Getting a Start in Humanitarian Aid Work blog by Nick Macdonald, (www.humanitarianjobs.info) with much of the content also published in Getting Your First Job in Relief and Development (emphasizes foreign employment) available via Amazon Kindle ($6). Macdonald now offers individual career coaching for a fee. Check his blog for more info.
Guide to Careers in International Affairs (Including Review of Top Job Sites) also covers development. Posted Feb. 2014 by Craig Zelizer (Peace & Collaborative Development Network) Also Top 10 Suggestions and Resources for Finding Internships in Intl Development, CR and Related Fields (Jan. 2014)
How to Get a Job in Development (Oxfam)
How to Win Over a Development Recruiter from Devex;How to get Your First Development Job from DevEx; How to Turn a Volunteer Gig into a Paying Job from DevEx Interviews for the International Development Sector from Jobs4development; Preparing a CV and handling an interview ; Secrets to a Successful Phone Interview for Development Aid Job Seekers ;Development Aid Job Interview Basics: How to Answer 10 Common Recruiter Questions;It’s Your Turn: 20 Questions Aid Workers May Ask in a Job Interview; How to Dress for an International Development Job Interview

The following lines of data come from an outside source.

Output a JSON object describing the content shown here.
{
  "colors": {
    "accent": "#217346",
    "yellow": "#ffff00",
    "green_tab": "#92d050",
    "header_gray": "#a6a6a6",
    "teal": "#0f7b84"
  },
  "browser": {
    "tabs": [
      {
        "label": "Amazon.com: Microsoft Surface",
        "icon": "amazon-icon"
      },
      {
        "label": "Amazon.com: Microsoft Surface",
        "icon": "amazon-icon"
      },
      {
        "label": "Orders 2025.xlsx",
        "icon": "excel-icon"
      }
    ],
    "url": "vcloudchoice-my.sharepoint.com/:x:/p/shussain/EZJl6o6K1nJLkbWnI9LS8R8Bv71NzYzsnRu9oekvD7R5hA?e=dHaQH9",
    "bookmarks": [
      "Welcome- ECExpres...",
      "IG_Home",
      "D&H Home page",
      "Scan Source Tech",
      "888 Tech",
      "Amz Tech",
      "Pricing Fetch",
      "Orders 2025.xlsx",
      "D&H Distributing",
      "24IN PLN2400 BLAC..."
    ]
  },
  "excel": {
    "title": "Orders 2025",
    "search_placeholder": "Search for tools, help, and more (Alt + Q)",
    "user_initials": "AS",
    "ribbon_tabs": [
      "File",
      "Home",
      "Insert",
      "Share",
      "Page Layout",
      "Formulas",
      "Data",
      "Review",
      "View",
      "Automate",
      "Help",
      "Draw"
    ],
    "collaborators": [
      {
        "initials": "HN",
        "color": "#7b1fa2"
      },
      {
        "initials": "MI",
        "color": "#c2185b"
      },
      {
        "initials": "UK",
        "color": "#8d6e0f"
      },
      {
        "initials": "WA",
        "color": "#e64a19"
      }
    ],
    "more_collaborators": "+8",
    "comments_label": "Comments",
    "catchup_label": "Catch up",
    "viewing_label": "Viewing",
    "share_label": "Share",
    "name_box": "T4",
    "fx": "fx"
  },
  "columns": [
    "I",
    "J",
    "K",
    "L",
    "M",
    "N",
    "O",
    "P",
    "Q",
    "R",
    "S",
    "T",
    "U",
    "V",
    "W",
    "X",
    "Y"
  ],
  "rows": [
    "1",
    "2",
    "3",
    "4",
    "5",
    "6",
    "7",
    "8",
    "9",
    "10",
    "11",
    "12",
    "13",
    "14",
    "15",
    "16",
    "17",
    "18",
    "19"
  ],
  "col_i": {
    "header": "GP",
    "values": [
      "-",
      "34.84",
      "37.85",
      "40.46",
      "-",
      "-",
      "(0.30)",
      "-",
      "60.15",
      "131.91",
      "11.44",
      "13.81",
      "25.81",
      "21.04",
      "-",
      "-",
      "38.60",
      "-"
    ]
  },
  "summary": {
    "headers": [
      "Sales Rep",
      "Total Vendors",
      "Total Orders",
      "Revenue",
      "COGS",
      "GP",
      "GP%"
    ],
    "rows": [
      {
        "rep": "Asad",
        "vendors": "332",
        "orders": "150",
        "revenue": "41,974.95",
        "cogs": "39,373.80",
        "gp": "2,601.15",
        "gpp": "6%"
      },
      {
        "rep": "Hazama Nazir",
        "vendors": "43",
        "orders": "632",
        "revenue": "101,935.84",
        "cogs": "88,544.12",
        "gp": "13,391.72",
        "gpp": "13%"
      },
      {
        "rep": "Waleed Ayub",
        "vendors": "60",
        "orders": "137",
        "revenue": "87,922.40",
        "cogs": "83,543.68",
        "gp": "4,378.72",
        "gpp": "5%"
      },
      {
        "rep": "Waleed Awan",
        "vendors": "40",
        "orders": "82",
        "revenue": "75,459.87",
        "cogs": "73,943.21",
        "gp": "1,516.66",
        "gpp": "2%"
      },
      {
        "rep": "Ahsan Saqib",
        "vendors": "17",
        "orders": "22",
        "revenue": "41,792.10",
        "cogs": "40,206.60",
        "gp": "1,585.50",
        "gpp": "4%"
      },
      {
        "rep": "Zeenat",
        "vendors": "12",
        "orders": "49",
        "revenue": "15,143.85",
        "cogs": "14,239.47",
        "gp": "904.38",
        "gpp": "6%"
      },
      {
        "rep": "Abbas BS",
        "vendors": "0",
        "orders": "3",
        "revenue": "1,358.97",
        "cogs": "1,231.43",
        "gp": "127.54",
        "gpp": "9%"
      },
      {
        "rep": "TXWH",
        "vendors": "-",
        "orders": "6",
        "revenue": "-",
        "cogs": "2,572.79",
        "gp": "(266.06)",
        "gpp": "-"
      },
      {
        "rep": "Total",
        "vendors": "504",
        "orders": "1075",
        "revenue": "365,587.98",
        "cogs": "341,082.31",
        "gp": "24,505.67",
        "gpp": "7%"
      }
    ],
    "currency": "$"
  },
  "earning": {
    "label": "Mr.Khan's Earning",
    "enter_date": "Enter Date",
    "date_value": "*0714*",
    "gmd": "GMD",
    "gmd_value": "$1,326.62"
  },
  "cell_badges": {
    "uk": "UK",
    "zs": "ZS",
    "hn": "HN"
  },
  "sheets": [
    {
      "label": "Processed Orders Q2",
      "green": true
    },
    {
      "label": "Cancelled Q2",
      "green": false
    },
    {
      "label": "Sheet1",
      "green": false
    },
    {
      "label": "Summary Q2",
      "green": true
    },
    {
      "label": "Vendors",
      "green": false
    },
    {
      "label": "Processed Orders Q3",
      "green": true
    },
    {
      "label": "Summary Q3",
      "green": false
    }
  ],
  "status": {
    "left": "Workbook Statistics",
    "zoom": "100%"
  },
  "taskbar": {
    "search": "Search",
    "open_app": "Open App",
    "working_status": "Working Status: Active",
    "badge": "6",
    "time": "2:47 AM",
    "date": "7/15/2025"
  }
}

NGOAbroad. Offers fee-based services for those who want to work for international humanitarian NGOs. Services include consultations to help you develop a personal career plan, resume review, links to job openings. Also information on volunteering. FAQ
Resource Guides to Careers, Networking, Funding (and more) in Development, CR and Related Fields, posted by Craig Zelizer, Peace & Collaborative Development Network, July 2014.
Starting a Career in International Relief and Development, posted on GlobalWA by Heather Krasna, Director of Career Services at the Evans School of Public Affairs at the University of Washington
UN's JPO Career Management (includes Junior Professional Program (JPO) career path stories) Also excellent specific advice on preparing a CV and handling an interview.
Find additional career advice thorough the library catalog discoveE. Try typing in "nonprofit careers" or
Nonprofit organizations -- Vocational guidance
Other Library Guides to take a look at: Careers: Goizueta Business Library (includes links to possible interview questions) and Careers. Also Goizueta Library's Alumni Career Research, Non-Profit Consulting, Guide to Non-Profit Lists
Of interest: Internships in or related to Africa (Africa South of the Sahara website/Stanford); Health Related Jobs: Africa (University of Pennsylvania); Finding a Summer Internship in Global Health (Karen Grepin's Global Health blog)
Got a job and now you're doing the hiring or running the show? Check out InsideNGO, a membership group that supports administrators of NGOs to achieve operational excellence. Find personnel templates, salary and benefit trends, practical information on government regulations and taxes, etc. Over 300 NGOs are members and support each other with training, information sessions and advice.
Something else to be aware of: The Aid Worker Security Database (AWSD)
The Emory MDP team's list of external fellowships and early career training opportunities that offer exciting possibilities for transition into full-time employment. These are paid, temporary placements (lasting from several months to two years) with U.S. federal agencies, INGOs, and IGOs (inter-governmental organizations).
This page collects notices received at the Laney Graduate School about fellowship or grant opportunities that may be of interest to Emory graduate students.
Grant Forward (formerly Illinois Research Information Service Grants Database (IRIS)
Search the Grant Forward for funding opportunities in every field from agriculture to zoology. . NOTE: Emory Univsrsity subscribes to this database. You need to connect on campus of use VPN if you are off campus.